Provide the number of lines in the material below that include the word "this", without any accompanying text.

◇ ◇ ◇ ◇ ◇ ◇ ◇

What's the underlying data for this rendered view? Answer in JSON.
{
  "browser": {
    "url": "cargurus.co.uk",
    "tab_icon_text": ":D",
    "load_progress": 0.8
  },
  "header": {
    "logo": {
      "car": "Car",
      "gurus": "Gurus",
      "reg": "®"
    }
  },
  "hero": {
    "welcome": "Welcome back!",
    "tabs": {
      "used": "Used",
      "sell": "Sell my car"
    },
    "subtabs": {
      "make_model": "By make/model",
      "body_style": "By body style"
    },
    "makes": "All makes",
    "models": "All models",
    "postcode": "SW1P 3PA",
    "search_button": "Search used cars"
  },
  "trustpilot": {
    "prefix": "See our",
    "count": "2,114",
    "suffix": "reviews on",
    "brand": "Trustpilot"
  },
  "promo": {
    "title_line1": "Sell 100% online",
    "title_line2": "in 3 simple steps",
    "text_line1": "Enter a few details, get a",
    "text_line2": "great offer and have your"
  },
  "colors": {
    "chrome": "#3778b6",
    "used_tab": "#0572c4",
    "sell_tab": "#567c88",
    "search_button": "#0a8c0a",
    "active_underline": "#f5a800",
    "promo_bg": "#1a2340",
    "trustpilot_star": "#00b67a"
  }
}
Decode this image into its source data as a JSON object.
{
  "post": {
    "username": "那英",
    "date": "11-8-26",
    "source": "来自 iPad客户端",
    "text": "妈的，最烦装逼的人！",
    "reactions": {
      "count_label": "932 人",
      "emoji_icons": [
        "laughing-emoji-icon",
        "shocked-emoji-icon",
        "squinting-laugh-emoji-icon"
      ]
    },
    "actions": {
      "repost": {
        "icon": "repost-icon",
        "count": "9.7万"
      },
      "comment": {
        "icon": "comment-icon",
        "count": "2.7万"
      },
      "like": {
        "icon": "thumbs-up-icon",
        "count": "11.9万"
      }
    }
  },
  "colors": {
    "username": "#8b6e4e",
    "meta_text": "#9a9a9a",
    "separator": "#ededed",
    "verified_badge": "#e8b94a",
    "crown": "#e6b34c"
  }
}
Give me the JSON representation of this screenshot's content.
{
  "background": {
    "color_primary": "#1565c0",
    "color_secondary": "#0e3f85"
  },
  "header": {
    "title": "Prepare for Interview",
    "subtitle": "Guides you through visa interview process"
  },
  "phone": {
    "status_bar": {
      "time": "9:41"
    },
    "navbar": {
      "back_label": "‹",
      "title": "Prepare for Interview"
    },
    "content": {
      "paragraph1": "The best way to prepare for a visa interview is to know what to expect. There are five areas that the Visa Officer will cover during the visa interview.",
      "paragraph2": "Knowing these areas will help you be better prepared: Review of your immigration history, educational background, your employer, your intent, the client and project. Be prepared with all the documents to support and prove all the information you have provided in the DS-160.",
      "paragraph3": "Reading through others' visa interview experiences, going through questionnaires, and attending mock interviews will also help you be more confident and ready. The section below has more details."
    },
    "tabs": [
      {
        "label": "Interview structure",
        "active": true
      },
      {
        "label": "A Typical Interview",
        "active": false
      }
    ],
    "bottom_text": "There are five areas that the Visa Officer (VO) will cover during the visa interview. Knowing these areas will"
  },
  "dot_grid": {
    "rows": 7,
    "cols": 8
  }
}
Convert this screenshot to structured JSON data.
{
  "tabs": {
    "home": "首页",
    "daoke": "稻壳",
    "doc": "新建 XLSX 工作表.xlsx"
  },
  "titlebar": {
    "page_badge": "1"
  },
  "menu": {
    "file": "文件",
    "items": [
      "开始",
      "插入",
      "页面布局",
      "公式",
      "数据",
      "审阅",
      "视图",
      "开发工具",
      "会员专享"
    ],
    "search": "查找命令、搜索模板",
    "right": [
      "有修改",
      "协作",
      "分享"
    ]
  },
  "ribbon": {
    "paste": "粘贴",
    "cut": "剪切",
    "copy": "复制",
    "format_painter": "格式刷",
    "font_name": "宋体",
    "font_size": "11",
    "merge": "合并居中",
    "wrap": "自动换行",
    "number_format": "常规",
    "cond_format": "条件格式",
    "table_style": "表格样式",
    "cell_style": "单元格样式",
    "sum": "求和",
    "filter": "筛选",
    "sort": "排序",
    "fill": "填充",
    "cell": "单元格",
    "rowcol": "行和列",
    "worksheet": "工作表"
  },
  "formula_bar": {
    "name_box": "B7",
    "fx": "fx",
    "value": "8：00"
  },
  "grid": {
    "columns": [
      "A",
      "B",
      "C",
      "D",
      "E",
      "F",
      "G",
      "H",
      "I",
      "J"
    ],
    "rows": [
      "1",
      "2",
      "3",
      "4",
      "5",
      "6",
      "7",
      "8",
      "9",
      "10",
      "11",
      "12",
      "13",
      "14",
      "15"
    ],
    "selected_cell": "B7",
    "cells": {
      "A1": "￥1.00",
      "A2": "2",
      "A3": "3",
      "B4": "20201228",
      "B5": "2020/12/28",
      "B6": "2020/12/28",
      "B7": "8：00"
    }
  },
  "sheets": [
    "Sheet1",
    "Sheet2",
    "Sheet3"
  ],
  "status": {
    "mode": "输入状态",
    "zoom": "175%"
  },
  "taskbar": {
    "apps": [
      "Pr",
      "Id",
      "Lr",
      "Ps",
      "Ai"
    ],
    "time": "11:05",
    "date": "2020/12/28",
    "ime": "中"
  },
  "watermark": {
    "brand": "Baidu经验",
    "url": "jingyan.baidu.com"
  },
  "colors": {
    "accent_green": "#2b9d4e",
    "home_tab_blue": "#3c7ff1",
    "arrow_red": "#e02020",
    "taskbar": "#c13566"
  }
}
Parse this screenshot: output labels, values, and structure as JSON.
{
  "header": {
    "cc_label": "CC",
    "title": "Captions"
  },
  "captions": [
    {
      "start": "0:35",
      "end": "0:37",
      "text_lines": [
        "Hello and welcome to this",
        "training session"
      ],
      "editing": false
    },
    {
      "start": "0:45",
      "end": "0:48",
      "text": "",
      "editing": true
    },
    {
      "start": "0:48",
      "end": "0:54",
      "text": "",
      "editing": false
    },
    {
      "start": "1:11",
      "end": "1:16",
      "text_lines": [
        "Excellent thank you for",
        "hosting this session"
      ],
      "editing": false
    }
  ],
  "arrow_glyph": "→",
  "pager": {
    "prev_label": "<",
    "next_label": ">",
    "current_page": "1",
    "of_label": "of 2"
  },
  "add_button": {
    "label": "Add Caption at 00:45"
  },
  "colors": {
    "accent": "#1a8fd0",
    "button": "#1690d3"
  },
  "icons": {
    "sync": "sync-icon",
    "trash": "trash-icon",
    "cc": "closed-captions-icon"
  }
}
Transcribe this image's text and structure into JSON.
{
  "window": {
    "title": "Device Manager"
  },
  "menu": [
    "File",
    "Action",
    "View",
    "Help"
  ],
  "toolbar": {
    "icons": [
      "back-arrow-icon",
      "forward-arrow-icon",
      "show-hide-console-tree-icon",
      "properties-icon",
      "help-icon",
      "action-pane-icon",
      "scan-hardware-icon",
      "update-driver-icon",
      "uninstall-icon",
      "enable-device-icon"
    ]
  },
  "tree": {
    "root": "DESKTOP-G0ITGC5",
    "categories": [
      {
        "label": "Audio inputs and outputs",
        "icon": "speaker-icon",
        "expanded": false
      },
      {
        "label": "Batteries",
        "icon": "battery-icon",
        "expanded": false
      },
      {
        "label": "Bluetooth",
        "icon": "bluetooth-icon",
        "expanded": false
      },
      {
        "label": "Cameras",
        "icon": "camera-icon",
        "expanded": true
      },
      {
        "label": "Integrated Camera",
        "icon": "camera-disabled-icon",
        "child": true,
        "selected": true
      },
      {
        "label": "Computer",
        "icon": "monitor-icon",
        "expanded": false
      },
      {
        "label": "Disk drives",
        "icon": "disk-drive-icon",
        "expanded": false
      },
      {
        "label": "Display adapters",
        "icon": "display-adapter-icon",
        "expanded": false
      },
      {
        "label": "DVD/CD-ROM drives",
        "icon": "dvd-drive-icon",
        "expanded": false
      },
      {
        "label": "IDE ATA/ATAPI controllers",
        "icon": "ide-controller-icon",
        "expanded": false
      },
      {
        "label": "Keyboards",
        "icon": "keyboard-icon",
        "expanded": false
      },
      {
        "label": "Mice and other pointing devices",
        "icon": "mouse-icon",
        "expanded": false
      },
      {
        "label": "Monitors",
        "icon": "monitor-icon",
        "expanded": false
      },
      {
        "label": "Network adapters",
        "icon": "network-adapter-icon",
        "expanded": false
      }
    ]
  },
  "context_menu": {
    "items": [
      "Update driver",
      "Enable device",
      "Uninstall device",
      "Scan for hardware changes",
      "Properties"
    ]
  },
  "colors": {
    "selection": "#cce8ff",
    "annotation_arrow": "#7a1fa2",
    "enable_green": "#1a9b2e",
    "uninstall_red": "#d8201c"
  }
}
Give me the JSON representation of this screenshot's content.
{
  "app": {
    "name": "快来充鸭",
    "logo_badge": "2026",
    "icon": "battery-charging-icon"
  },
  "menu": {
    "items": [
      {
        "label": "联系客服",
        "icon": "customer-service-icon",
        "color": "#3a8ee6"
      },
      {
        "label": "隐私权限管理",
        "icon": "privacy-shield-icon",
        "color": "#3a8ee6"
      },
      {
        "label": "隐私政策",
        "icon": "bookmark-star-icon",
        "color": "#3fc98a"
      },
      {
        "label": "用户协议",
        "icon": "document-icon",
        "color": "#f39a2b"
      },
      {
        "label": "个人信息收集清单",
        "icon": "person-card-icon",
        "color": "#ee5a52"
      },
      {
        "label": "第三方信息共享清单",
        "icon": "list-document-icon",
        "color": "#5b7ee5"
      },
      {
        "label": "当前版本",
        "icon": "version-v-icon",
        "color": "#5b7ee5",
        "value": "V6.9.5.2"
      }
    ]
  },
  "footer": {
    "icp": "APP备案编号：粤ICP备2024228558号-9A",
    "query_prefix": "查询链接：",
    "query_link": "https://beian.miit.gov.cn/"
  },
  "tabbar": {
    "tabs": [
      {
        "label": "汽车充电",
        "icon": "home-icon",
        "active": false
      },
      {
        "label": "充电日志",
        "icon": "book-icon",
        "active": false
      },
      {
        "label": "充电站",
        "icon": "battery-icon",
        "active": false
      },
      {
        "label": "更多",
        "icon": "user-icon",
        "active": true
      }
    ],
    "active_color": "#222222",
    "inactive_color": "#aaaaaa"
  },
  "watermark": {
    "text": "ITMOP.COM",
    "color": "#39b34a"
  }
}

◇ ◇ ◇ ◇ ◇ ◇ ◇

### RESPONSE
9